After the draft report is prepared, the project owner then engages a wetland regulatory agency to review and confirm the results.
“We all vary in our approaches and analysis,” says Rebecca. “If the conditions change or something wasn’t identified accurately in the initial delineation, we fix it.”
In Minnesota, where Rebecca is located, an approved wetland delineation is valid for five years so long as conditions have not changed the boundary of that wetland during the five years since the initial approval. It's important to stay up with current regulations in your state to ensure you have full understanding of the validity period of an approved wetland delineation.
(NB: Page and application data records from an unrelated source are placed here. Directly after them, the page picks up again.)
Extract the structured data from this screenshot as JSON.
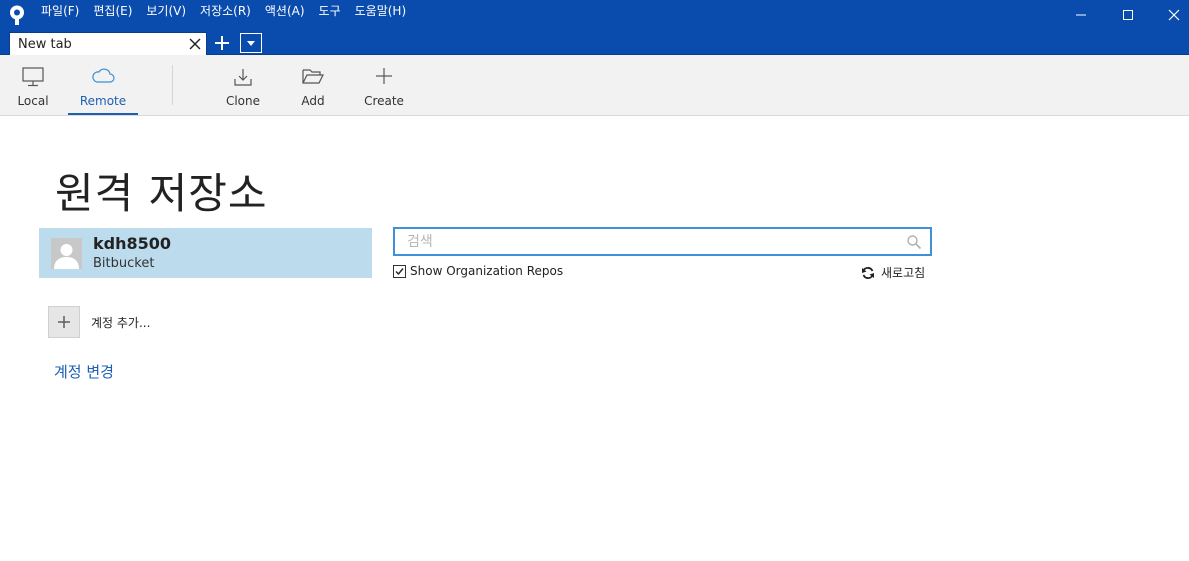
{
  "titlebar": {
    "menu": [
      "파일(F)",
      "편집(E)",
      "보기(V)",
      "저장소(R)",
      "액션(A)",
      "도구",
      "도움말(H)"
    ],
    "colors": {
      "background": "#0a4cad",
      "text": "#ffffff"
    }
  },
  "window_controls": [
    "minimize-icon",
    "maximize-icon",
    "close-icon"
  ],
  "tabs": {
    "items": [
      {
        "label": "New tab",
        "active": true
      }
    ],
    "add_icon": "plus-icon",
    "dropdown_icon": "chevron-down-icon"
  },
  "toolbar": {
    "local": {
      "label": "Local",
      "icon": "monitor-icon"
    },
    "remote": {
      "label": "Remote",
      "icon": "cloud-icon",
      "selected": true
    },
    "clone": {
      "label": "Clone",
      "icon": "download-icon"
    },
    "add": {
      "label": "Add",
      "icon": "folder-open-icon"
    },
    "create": {
      "label": "Create",
      "icon": "plus-icon"
    },
    "accent": "#1c5fb4"
  },
  "main": {
    "title": "원격 저장소",
    "account": {
      "name": "kdh8500",
      "host": "Bitbucket",
      "selected_bg": "#bcdcee"
    },
    "search": {
      "placeholder": "검색",
      "value": ""
    },
    "show_org_repos": {
      "label": "Show Organization Repos",
      "checked": true
    },
    "refresh_label": "새로고침",
    "add_account_label": "계정 추가...",
    "change_account_label": "계정 변경"
  }
}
Scientists classify dozens of wetland types, characterized by vegetation, soil type condition and degree of saturation or water cover. Agencies may require one or more of these types for all wetland delineations. In Minnesota, for example, wetlands are classified three ways:
- USFWS Service Circular 39 – Identifies wetlands, lakes and streams based primarily on hydrology. The publication defines eight wetland types in Minnesota.1
- Cowardin – Incorporates information on landscape position, plant communities and hydrology. This publication defines five main types of wetlands with numerous subcategories and modifiers. It is also the classification system used for wetlands described in the National Wetlands Inventory.2
- Eggers and Reed – A descriptive approach based on wetland plant communities occurring specifically in Minnesota and Wisconsin. This publication describes 15 types of wetlands.3
Wetlands are essential landscapes that provide ecological, economic and social benefits to the human and natural environment. As such, project owners must adhere to strict policies to ensure protection and proper development around these areas. Before you begin your next project, consider the steps and procedures above to keep your project moving forward.
About the Author
Rebecca Beduhn is a Natural Resources Specialist, Professional Wetland Scientist and Certified Minnesota Wetland Professional who specializes in hydric soils. She is committed to preserving our environment and spends her days conducting wetland assessments and delineations, preparing regulatory permitting documents and monitoring mitigation sites. Contact Rebecca
- Shaw, S. P. and C. G. Fredine. 1956. Wetlands of the United States. U.S. Fish & Wildlife Service, Circular 39.
- Cowardin, L., M., V. Carter, F. C. Golet and T. T. LaRoe. 1979.
- Eggers, S. D., and D. M. Reed. 2014.